■ **To do**: Repeat the whole listing exactly, leaving nothing out.

■ **Records for processing**:
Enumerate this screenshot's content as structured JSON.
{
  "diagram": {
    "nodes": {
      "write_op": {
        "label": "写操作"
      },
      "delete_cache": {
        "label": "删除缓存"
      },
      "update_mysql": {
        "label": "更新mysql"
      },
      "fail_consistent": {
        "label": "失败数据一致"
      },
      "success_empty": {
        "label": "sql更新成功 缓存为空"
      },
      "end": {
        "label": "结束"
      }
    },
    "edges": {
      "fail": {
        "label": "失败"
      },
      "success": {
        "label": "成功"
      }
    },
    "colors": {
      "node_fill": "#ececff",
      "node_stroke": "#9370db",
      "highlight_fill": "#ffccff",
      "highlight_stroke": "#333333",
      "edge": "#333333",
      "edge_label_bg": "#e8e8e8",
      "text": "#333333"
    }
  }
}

■ **Task output**:
Enumerate this screenshot's content as structured JSON.
{
  "diagram": {
    "nodes": {
      "write_op": {
        "label": "写操作"
      },
      "delete_cache": {
        "label": "删除缓存"
      },
      "update_mysql": {
        "label": "更新mysql"
      },
      "fail_consistent": {
        "label": "失败数据一致"
      },
      "success_empty": {
        "label": "sql更新成功 缓存为空"
      },
      "end": {
        "label": "结束"
      }
    },
    "edges": {
      "fail": {
        "label": "失败"
      },
      "success": {
        "label": "成功"
      }
    },
    "colors": {
      "node_fill": "#ececff",
      "node_stroke": "#9370db",
      "highlight_fill": "#ffccff",
      "highlight_stroke": "#333333",
      "edge": "#333333",
      "edge_label_bg": "#e8e8e8",
      "text": "#333333"
    }
  }
}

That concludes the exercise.